This year, PVH is proud to celebrate 15 years of partnership with Save the Children, reaching over 100,000 children and families in five countries through our programming. The PVH Foundation began its partnership with Save the Children in 2005 and in 2014, pledged a $5 million multi-year commitment to the organization’s early education programs in underserved or vulnerable communities around the world. This is part of PVH’s long-standing commitment to doing the right thing for our people, our communities and our planet. PVH has since engaged all of its businesses, regions, and divisions in supporting this important cause.
“Every child deserves to be in a safe place to live, a safe place to play and a safe place to learn. Establishing and investing in our relationship with Save the Children to support early childhood education has been an important focus for me, and something I’ve really championed. For 15 years, our partnership with Save the Children has had positive impacts on the communities where we live and operate and I thank our associates and our partner for their continued effort to improve access to education,” said Manny Chirico, Chairman & Chief Executive Officer, PVH Corp.
Last year, as part of our Forward Fashion strategy, PVH announced a $3 million, three-year grant extension with Save the Children that continues PVH’s support of early childhood development and early learning programs in the U.S., China, Bangladesh and India, as well as youth employability programming in Ethiopia. Highlights from the regions with testimonials and stories from our programs include:
In the U.S., PVH helped Save the Children serve 6.2K children ages 0-5 in 95 communities across 10 states, including through annual service trips. One is seven-year old Jazmin who has been able to excel at school and has come out of her shell with the additional support of Save the Children’s after school program and SummerBoost Camp at Washington-Reedley Elementary, where PVH worked directly with students on vocabulary, math and reading, culminating in a library renovation project. Her mother, Yesenia, explains, “The program has helped her gain new friendships, build confidence and gain knowledge. She’s been able to grow mentally and emotionally.”
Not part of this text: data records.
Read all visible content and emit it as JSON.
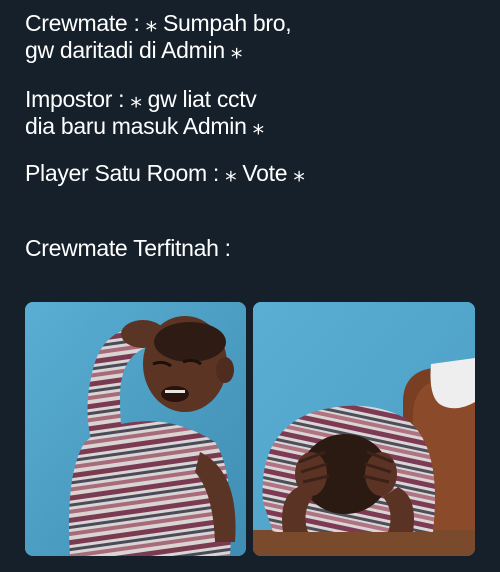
{
  "captions": [
    {
      "lines": [
        "Crewmate : ⁎ Sumpah bro,",
        "gw daritadi di Admin ⁎"
      ]
    },
    {
      "lines": [
        "Impostor : ⁎ gw liat cctv",
        "dia baru masuk Admin ⁎"
      ]
    },
    {
      "lines": [
        "Player Satu Room : ⁎ Vote ⁎"
      ]
    },
    {
      "lines": [
        "Crewmate Terfitnah :"
      ]
    }
  ],
  "images": {
    "left": {
      "subject": "crying-kid-photo"
    },
    "right": {
      "subject": "kid-holding-head-photo"
    }
  },
  "colors": {
    "background": "#15202b",
    "text": "#ffffff",
    "wall": "#4fa0c5"
  }
}
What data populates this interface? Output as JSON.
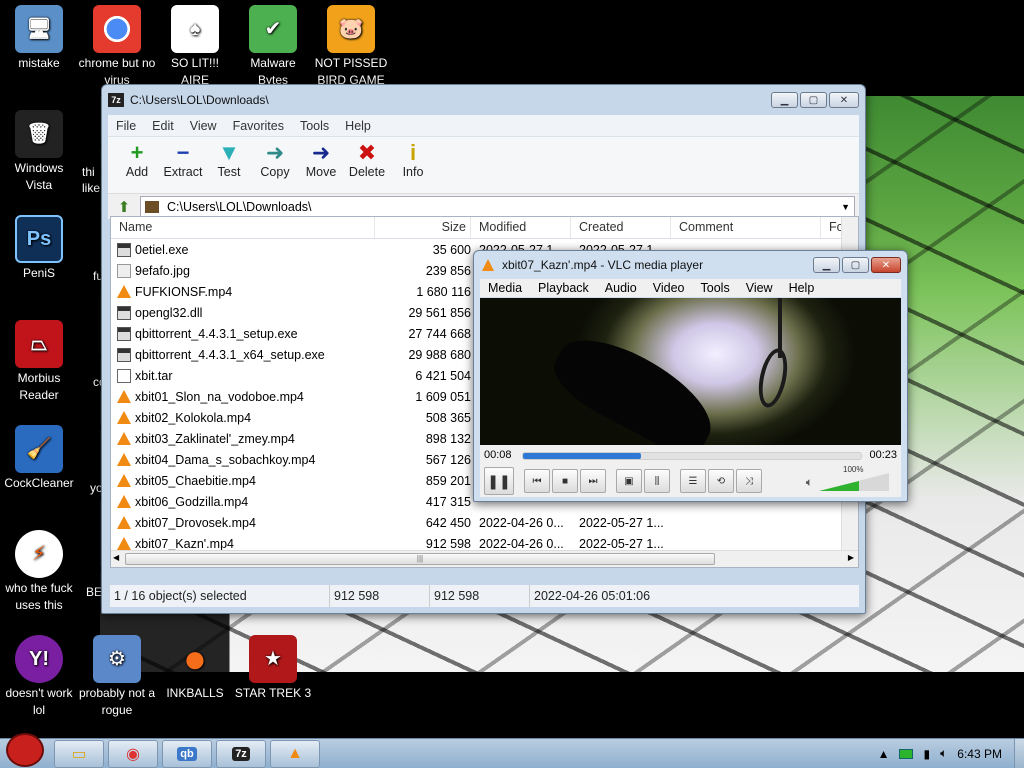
{
  "desktop": {
    "icons": [
      {
        "label": "mistake",
        "icon": "computer-icon"
      },
      {
        "label": "chrome but no virus",
        "icon": "chrome-icon"
      },
      {
        "label": "SO LIT!!! AIRE",
        "icon": "solitaire-icon"
      },
      {
        "label": "Malware Bytes",
        "icon": "shield-icon"
      },
      {
        "label": "NOT PISSED BIRD GAME",
        "icon": "pig-icon"
      },
      {
        "label": "Windows Vista",
        "icon": "trash-icon"
      },
      {
        "label": "PeniS",
        "icon": "photoshop-icon"
      },
      {
        "label": "Morbius Reader",
        "icon": "pdf-icon"
      },
      {
        "label": "CockCleaner",
        "icon": "broom-icon"
      },
      {
        "label": "who the fuck uses this",
        "icon": "lightning-icon"
      },
      {
        "label": "doesn't work lol",
        "icon": "yahoo-icon"
      },
      {
        "label": "probably not a rogue",
        "icon": "gears-icon"
      },
      {
        "label": "INKBALLS",
        "icon": "ball-icon"
      },
      {
        "label": "STAR TREK 3",
        "icon": "starwars-icon"
      }
    ],
    "partial_labels": [
      "thi",
      "like",
      "fu",
      "co",
      "yo",
      "BE"
    ]
  },
  "zip": {
    "title": "C:\\Users\\LOL\\Downloads\\",
    "title_icon": "7z",
    "menu": [
      "File",
      "Edit",
      "View",
      "Favorites",
      "Tools",
      "Help"
    ],
    "toolbar": [
      {
        "label": "Add",
        "icon": "+",
        "color": "#1f9b1f"
      },
      {
        "label": "Extract",
        "icon": "−",
        "color": "#1d3fb0"
      },
      {
        "label": "Test",
        "icon": "▼",
        "color": "#2bb0b8"
      },
      {
        "label": "Copy",
        "icon": "➜",
        "color": "#2f8a8a"
      },
      {
        "label": "Move",
        "icon": "➜",
        "color": "#1a2b8f"
      },
      {
        "label": "Delete",
        "icon": "✖",
        "color": "#cc1111"
      },
      {
        "label": "Info",
        "icon": "i",
        "color": "#c9a300"
      }
    ],
    "address": "C:\\Users\\LOL\\Downloads\\",
    "columns": [
      "Name",
      "Size",
      "Modified",
      "Created",
      "Comment",
      "Fo"
    ],
    "files": [
      {
        "name": "0etiel.exe",
        "size": "35 600",
        "modified": "2022-05-27 1...",
        "created": "2022-05-27 1...",
        "type": "exe"
      },
      {
        "name": "9efafo.jpg",
        "size": "239 856",
        "modified": "",
        "created": "",
        "type": "img"
      },
      {
        "name": "FUFKIONSF.mp4",
        "size": "1 680 116",
        "modified": "",
        "created": "",
        "type": "vlc"
      },
      {
        "name": "opengl32.dll",
        "size": "29 561 856",
        "modified": "",
        "created": "",
        "type": "exe"
      },
      {
        "name": "qbittorrent_4.4.3.1_setup.exe",
        "size": "27 744 668",
        "modified": "",
        "created": "",
        "type": "exe"
      },
      {
        "name": "qbittorrent_4.4.3.1_x64_setup.exe",
        "size": "29 988 680",
        "modified": "",
        "created": "",
        "type": "exe"
      },
      {
        "name": "xbit.tar",
        "size": "6 421 504",
        "modified": "",
        "created": "",
        "type": "tar"
      },
      {
        "name": "xbit01_Slon_na_vodoboe.mp4",
        "size": "1 609 051",
        "modified": "",
        "created": "",
        "type": "vlc"
      },
      {
        "name": "xbit02_Kolokola.mp4",
        "size": "508 365",
        "modified": "",
        "created": "",
        "type": "vlc"
      },
      {
        "name": "xbit03_Zaklinatel'_zmey.mp4",
        "size": "898 132",
        "modified": "",
        "created": "",
        "type": "vlc"
      },
      {
        "name": "xbit04_Dama_s_sobachkoy.mp4",
        "size": "567 126",
        "modified": "",
        "created": "",
        "type": "vlc"
      },
      {
        "name": "xbit05_Chaebitie.mp4",
        "size": "859 201",
        "modified": "",
        "created": "",
        "type": "vlc"
      },
      {
        "name": "xbit06_Godzilla.mp4",
        "size": "417 315",
        "modified": "",
        "created": "",
        "type": "vlc"
      },
      {
        "name": "xbit07_Drovosek.mp4",
        "size": "642 450",
        "modified": "2022-04-26 0...",
        "created": "2022-05-27 1...",
        "type": "vlc"
      },
      {
        "name": "xbit07_Kazn'.mp4",
        "size": "912 598",
        "modified": "2022-04-26 0...",
        "created": "2022-05-27 1...",
        "type": "vlc"
      }
    ],
    "status": [
      "1 / 16 object(s) selected",
      "912 598",
      "912 598",
      "2022-04-26 05:01:06"
    ]
  },
  "vlc": {
    "title": "xbit07_Kazn'.mp4 - VLC media player",
    "menu": [
      "Media",
      "Playback",
      "Audio",
      "Video",
      "Tools",
      "View",
      "Help"
    ],
    "elapsed": "00:08",
    "total": "00:23",
    "progress": 0.35,
    "volume_label": "100%",
    "volume": 1.0
  },
  "taskbar": {
    "items": [
      "folder-icon",
      "chrome-icon",
      "qbittorrent-icon",
      "7zip-icon",
      "vlc-icon"
    ],
    "item_labels": [
      "",
      "",
      "qb",
      "7z",
      ""
    ],
    "clock": "6:43 PM"
  }
}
In the last four years, PVH reached 7.3K children of marginalized and vulnerable garment workers in 15 Bangladesh factories. Single mother Sharifa works at the Pandora Sweaters Ltd factory and was able to enroll her daughter Dina in the PVH-supported day care center and then pre-primary school at the Pandora factory.
The PVH project in Bangalore, India has helped to bridge the gap in the early learning stages of textile workers’ children in rural Bangalore resulting in about 4K children now provided with the opportunity to learn and play. Harsharani, the 28-year-old mother of a 4-year-old, said, “Initially, we believed that teaching is only meant for teachers, and that we could never do any teaching at home. Now we understand that the things parents do and say also have an impact on children and that since a young child’s brain is still developing, we have to be very careful about how we communicate with them. Now that we have this knowledge, we can share it with others who do not have access to such trainings.”
In 2019 alone, PVH supported the establishment of five Youth Empowerment Service centers in five intervention districts of Ethiopia. “I joined the PVH project at just the right time of my life,” said Aynabeba, who was selected to participate in the first round of the program. “I got the right training at the right time, and it changed how I understand the world. It gave me a way to realize that I have the power to make a difference in my life.”
In the past five years, over 23K people in China have been impacted, from children to parents and educators. Zhang Qiao is an Elementary school teacher after attending the Seed School Training Program supported by PVH and Save the Children. She said, “there were not enough playtime opportunities for the children, so PVH and Save the Children rolled out a play model in the class including books, building blocks, and materials for drama play. Children now have more choices, better stimulation for their imagination and more ability to express themselves than before. Plus, I, too, gained a lot of knowledge about play thanks to the program.”
PVH’s global philanthropic efforts are led by The PVH Foundation, a nonprofit corporation dedicated to improving the lives of women and children by creating safe spaces, improving access to education, and enhancing quality of life. PVH Cares is PVH’s program that brings this purpose to life by organizing almost 40,000 associates around the world to dedicate their time, talent, and resources in the communities where we work and live.